By Doug Heye, Thomas Jefferson Street blog
When he became governor of the U.S. Virgin Islands, John deJongh inherited an economy in tatters and a government facing record deficits (where have we heard that before?). Economic growth was practically nonexistent in the territory and the pension system faced a nearly $1 billion liability.
Using his experience in the private sector and in helping draft and implement successful economic plans for municipal governments, including Philadelphia and the District of Columbia, deJongh created two public-private partnerships to stem the Virgin Islands' fiscal challenges and create the long-term stability necessary for economic growth. Taking advantage of a decades-old congressional program that returns federal excise taxes paid by rum manufacturers to rum-producing U.S. territories for job-creating incentives, deJongh signed agreements with two rum industry behemoths, Diageo and Fortune Brands. The deals locked in exclusive production of the second-best-selling rum in the United States (Captain Morgan), fourth (Cruzan), and fifth (Ronrico) that will provide quality jobs for local residents and will generate billions in revenue for the USVI government.

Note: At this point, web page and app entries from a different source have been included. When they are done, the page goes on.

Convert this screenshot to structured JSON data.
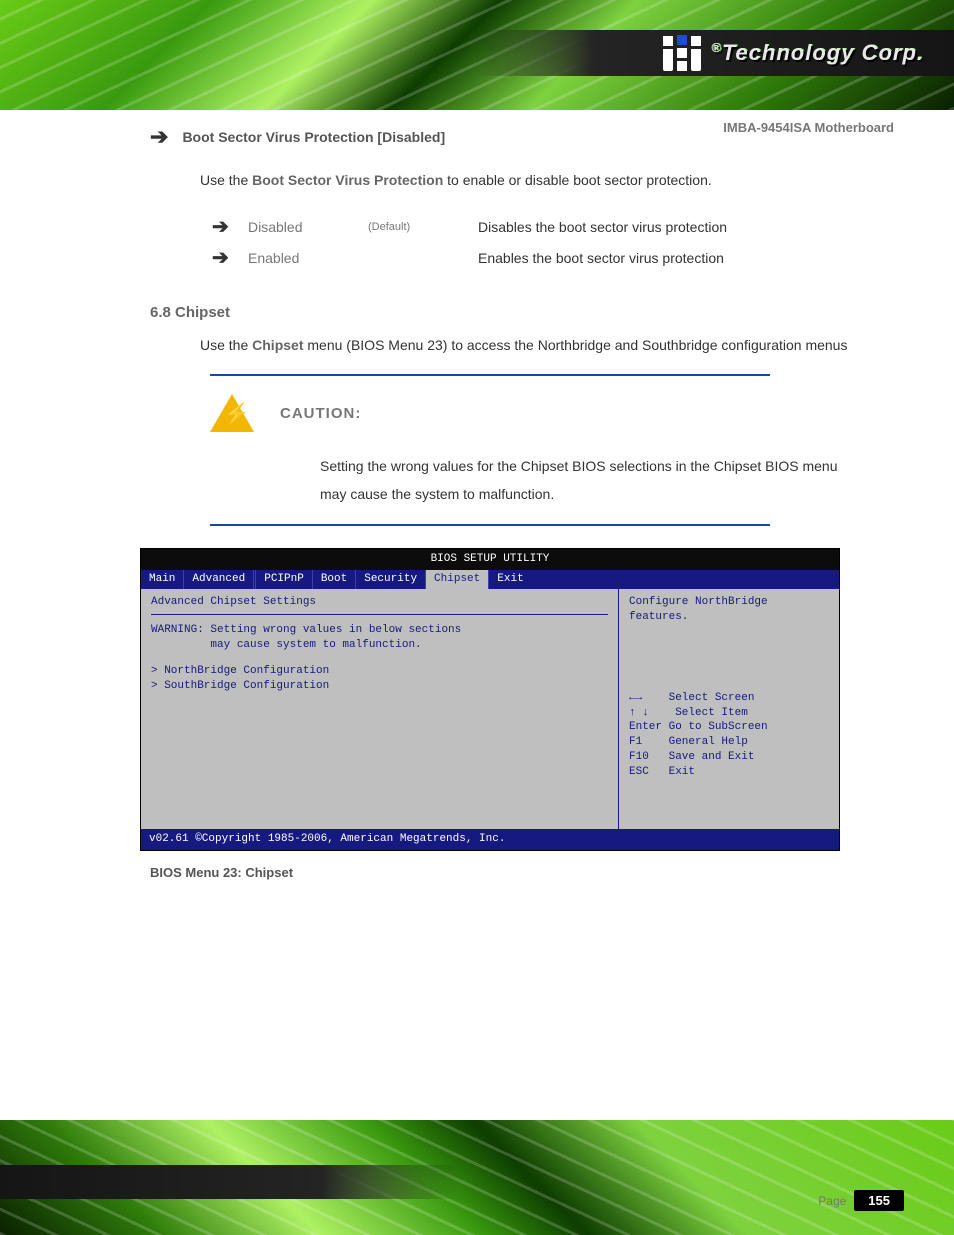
{
  "brand": {
    "reg": "®",
    "text": "Technology Corp."
  },
  "doc_title": "IMBA-9454ISA Motherboard",
  "section": {
    "item_label": "Boot Sector Virus Protection [Disabled]",
    "intro_pre": "Use the ",
    "intro_bold": "Boot Sector Virus Protection",
    "intro_post": " to enable or disable boot sector protection.",
    "options": [
      {
        "name": "Disabled",
        "def": "(Default)",
        "desc": "Disables the boot sector virus protection"
      },
      {
        "name": "Enabled",
        "def": "",
        "desc": "Enables the boot sector virus protection"
      }
    ]
  },
  "chipset": {
    "heading": "6.8 Chipset",
    "para_pre": "Use  the  ",
    "para_bold": "Chipset",
    "para_post": "  menu  (BIOS Menu 23)  to  access  the  Northbridge  and  Southbridge configuration menus",
    "caution_label": "CAUTION:",
    "caution_text": "Setting the wrong values for the Chipset BIOS selections in the Chipset BIOS menu may cause the system to malfunction."
  },
  "bios": {
    "title": "BIOS SETUP UTILITY",
    "tabs": [
      "Main",
      "Advanced",
      "PCIPnP",
      "Boot",
      "Security",
      "Chipset",
      "Exit"
    ],
    "selected_tab": "Chipset",
    "left_heading": "Advanced Chipset Settings",
    "left_warning": "WARNING: Setting wrong values in below sections\n         may cause system to malfunction.",
    "items": [
      "> NorthBridge Configuration",
      "> SouthBridge Configuration"
    ],
    "hint": "Configure NorthBridge\nfeatures.",
    "help": [
      "←→    Select Screen",
      "↑ ↓    Select Item",
      "Enter Go to SubScreen",
      "F1    General Help",
      "F10   Save and Exit",
      "ESC   Exit"
    ],
    "footer": "v02.61 ©Copyright 1985-2006, American Megatrends, Inc."
  },
  "figure_caption_label": "BIOS Menu 23: Chipset",
  "page": {
    "label": "Page",
    "num": "155"
  }
}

It was an innovative move and one that came just in the nick of time. With a subcontractor relationship ending in 2011, Diageo was preparing to move production of its popular Captain Morgan rum from Puerto Rico to a foreign country like Guatemala, Honduras, or Jamaica, where production costs are cheaper and environmental and labor laws are practically nonexistent.
The Virgin Islands' success has created one enemy: Puerto Rico. The dominant U.S. rum player for decades, Puerto Rico had little competition from the Virgin Islands, a long-standing but much smaller rum-industry player. Indeed, when people thought of rum, they thought of Puerto Rico. But Puerto Rico was asleep at the wheel and the subcontractor did not offer market prices to Diageo during contract extension talks. Now, having lost Diageo's business to the Virgin Islands, Puerto Rico is protesting after the fact, going on the attack and seeking to change the rules by pushing legislation that would stop deJongh's economic development agreements and seek a legislative solution to a commercial dispute.
So far, Congress has shown little inclination to insert itself into a fight between two U.S. territories that can, and should, be able to sort out such issues on their own. While the Virgin Islands, the "little brother" in the situation, has gotten the better of its "big brother," Puerto Rico, complaining to Mom and Dad (i.e., Congress) is unwise. More than simply setting a bad precedent, overturning the Virgin Islands' deal would effectively ship Diageo's jobs to a foreign country. At a time when jobs are the No. 1 issue facing Congress, retroactively picking winners and losers is not a desirable option.
If anything, Congress should applaud deJongh's efforts to create economic development agreements that keep multinational companies in the United States for at least three decades. Not only has he created a model for other states to follow, but he's shown that a Democrat can grow jobs and revenue without growing government.